Mary Rrawaypi Guyula
Liyadhalinymirr born c.1943

On Elcho Island, fibre art is still a prominent community activity. Ancient methods and techniques handed down from mother to daughter are still being practised today, with little change in methodology having taken place over the centuries. It is also common for male artists to incorporate woven fibres within their own works, such as Morning Star poles. 

Diligently, and mostly on foot, women collect raw materials from the bush and carry them back to their homes within the township of Galiwin’ku or to their outstations, usually situated along the coast outside the main community centre. The fibres are then treated and dyed and woven into baskets, mats, bags, fishing nets and other traditional and ceremonial objects. The methods employed have not changed with modern technology. The women’s tools are their hands, and their work is extremely labour-intensive. 

This important collection of Yolngu fibre art from Elcho Island brings together a variety of objects that have a common thread in terms of the materials used and the history of the objects, both oral and visual.
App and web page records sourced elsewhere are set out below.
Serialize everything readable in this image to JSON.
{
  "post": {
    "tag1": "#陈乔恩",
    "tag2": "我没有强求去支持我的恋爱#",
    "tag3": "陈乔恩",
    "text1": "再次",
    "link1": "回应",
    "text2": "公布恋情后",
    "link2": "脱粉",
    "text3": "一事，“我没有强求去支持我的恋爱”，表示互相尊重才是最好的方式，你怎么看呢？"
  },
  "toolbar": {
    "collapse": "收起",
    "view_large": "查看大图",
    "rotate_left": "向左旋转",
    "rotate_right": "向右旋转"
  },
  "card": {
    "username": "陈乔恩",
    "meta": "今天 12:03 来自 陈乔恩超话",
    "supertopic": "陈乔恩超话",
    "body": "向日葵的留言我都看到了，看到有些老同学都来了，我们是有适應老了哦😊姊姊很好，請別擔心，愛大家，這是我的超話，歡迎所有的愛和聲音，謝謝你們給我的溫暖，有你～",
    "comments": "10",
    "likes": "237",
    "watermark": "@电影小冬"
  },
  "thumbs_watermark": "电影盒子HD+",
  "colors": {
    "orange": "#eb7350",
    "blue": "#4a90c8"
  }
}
This history provides a way in which to view some of the spiritual links with the sun, moon and stars. 

Judith Ryan